-- Opening Marker --
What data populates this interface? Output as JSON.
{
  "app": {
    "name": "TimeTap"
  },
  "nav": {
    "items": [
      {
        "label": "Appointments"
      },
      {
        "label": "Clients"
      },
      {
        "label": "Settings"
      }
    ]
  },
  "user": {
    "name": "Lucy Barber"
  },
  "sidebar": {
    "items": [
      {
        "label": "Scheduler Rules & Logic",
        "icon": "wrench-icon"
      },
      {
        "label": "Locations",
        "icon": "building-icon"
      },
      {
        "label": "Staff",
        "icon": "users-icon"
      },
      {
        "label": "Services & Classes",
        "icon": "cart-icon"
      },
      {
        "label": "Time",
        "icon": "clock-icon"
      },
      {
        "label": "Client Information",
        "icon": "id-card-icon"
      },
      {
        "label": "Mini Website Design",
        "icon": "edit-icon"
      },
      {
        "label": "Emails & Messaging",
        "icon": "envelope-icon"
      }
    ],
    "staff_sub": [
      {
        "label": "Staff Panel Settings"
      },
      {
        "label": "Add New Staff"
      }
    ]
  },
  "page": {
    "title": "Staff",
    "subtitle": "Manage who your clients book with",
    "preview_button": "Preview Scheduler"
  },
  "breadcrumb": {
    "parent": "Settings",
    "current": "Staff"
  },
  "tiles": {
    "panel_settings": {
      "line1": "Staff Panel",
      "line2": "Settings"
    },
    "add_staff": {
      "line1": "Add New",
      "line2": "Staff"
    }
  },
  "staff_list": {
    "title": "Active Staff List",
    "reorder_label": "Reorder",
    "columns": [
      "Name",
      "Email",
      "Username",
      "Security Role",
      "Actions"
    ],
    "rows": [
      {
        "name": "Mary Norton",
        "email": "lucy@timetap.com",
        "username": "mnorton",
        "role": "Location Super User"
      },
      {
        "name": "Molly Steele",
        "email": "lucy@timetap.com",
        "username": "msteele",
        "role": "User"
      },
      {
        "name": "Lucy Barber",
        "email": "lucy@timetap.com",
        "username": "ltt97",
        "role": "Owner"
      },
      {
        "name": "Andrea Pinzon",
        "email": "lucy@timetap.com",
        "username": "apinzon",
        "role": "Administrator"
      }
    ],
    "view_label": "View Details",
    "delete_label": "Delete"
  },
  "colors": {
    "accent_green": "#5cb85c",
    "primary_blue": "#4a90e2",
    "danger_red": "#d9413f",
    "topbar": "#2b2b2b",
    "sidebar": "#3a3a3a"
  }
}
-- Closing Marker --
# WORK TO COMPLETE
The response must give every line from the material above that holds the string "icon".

# WORKED SOLUTION
        "icon": "wrench-icon"
        "icon": "building-icon"
        "icon": "users-icon"
        "icon": "cart-icon"
        "icon": "clock-icon"
        "icon": "id-card-icon"
        "icon": "edit-icon"
        "icon": "envelope-icon"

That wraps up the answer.